In a matter of just 36 hours, Patrick’s team wrote the code for this software, and eventually incorporated it into an app named myBivy. The name was chosen because in military terminology bivouac refers to a semi-permanent, improvised camp where the army can lodge and rest.
The program can be used on a smartwatch and was initially tested on a Pebble Time, but it can also be included on smartphones. As the developers explained, the app works by closely monitoring heart rate and motions during the night, in order to predict panic attacks.
After tracking a veteran’s resting habits for a period of 2 weeks, the software can clearly identify normal patterns, as well as the initial modifications that occur during night terrors.
The app uses vibrations or sounds in order to alleviate these symptoms, by anticipating them or by taking patients out of deep sleep. As scientists explain, night terrors typically occur during this stage of nighttime rest, which is also known as delta sleep or slow-wave sleep.

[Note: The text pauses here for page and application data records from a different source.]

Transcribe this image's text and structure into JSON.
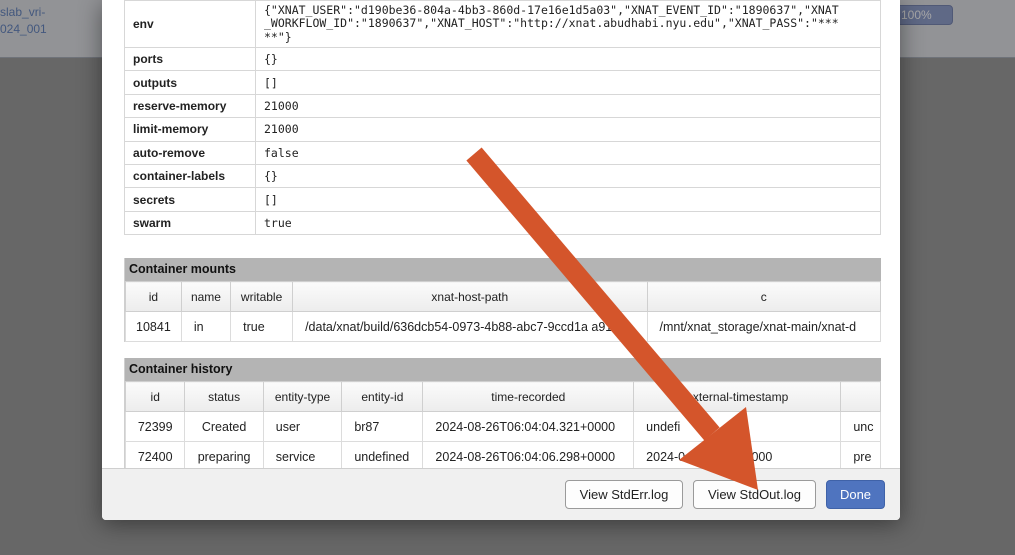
{
  "background": {
    "link_line1": "slab_vri-",
    "link_line2": "024_001",
    "progress": "100%"
  },
  "properties": [
    {
      "key": "env",
      "value": "{\"XNAT_USER\":\"d190be36-804a-4bb3-860d-17e16e1d5a03\",\"XNAT_EVENT_ID\":\"1890637\",\"XNAT_WORKFLOW_ID\":\"1890637\",\"XNAT_HOST\":\"http://xnat.abudhabi.nyu.edu\",\"XNAT_PASS\":\"*****\"}"
    },
    {
      "key": "ports",
      "value": "{}"
    },
    {
      "key": "outputs",
      "value": "[]"
    },
    {
      "key": "reserve-memory",
      "value": "21000"
    },
    {
      "key": "limit-memory",
      "value": "21000"
    },
    {
      "key": "auto-remove",
      "value": "false"
    },
    {
      "key": "container-labels",
      "value": "{}"
    },
    {
      "key": "secrets",
      "value": "[]"
    },
    {
      "key": "swarm",
      "value": "true"
    }
  ],
  "env_lines": [
    "{\"XNAT_USER\":\"d190be36-804a-4bb3-860d-17e16e1d5a03\",\"XNAT_EVENT_ID\":\"1890637\",\"XNAT",
    "_WORKFLOW_ID\":\"1890637\",\"XNAT_HOST\":\"http://xnat.abudhabi.nyu.edu\",\"XNAT_PASS\":\"***",
    "**\"}"
  ],
  "mounts": {
    "title": "Container mounts",
    "columns": [
      "id",
      "name",
      "writable",
      "xnat-host-path",
      "c"
    ],
    "rows": [
      [
        "10841",
        "in",
        "true",
        "/data/xnat/build/636dcb54-0973-4b88-abc7-9ccd1a  a91e",
        "/mnt/xnat_storage/xnat-main/xnat-d"
      ]
    ]
  },
  "history": {
    "title": "Container history",
    "columns": [
      "id",
      "status",
      "entity-type",
      "entity-id",
      "time-recorded",
      "external-timestamp",
      ""
    ],
    "rows": [
      [
        "72399",
        "Created",
        "user",
        "br87",
        "2024-08-26T06:04:04.321+0000",
        "undefi",
        "unc"
      ],
      [
        "72400",
        "preparing",
        "service",
        "undefined",
        "2024-08-26T06:04:06.298+0000",
        "2024-0   4:04.539+0000",
        "pre"
      ]
    ]
  },
  "footer": {
    "stderr_label": "View StdErr.log",
    "stdout_label": "View StdOut.log",
    "done_label": "Done"
  },
  "colors": {
    "arrow": "#d4552b",
    "primary_button": "#4f74bf",
    "section_header": "#b4b4b4"
  }
}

Therefore, scheduled partial awakenings which allow individuals to leave this stage in non-rapid eye movement sleep are often effective in combating this type of panic attack. There is also a functionality that permits the app to create sleep reports, which can later be analyzed by physicians.
The app managed to convince the panel of judges, and Tyler and his team were awarded the top prize in the category Best PTSD Mobile App for Clinicians. They also received a $1,500 award, but now the ultimate goal is for the app to reach every veteran.
The young inventors have launched a Kickstarted campaign in order to raise money for their follow-up research, and so far they’ve raised more than $13,000. It appears that the initiative has the support of the United States Department of Veterans Affairs, and also of several sleep experts.
It is hoped that what started as a personal project will be expanded through clinical trials next spring, so that one day the app can be used nationwide. The team would like to make it widely available on Android, Pebble and Apple smartwatches, as well as on iPhones and Android phones.
Currently, around 8% of the American population suffers from PTSD, and this disorder is especially common among Iraq and Afghanistan war veterans, around 1 in 5 of them being affected by it.
The developers would like to use their app to put an end to this affliction, and also to help treat other sleep disorders such as sleepwalking or sleep-paralysis.
Image Source: Flickr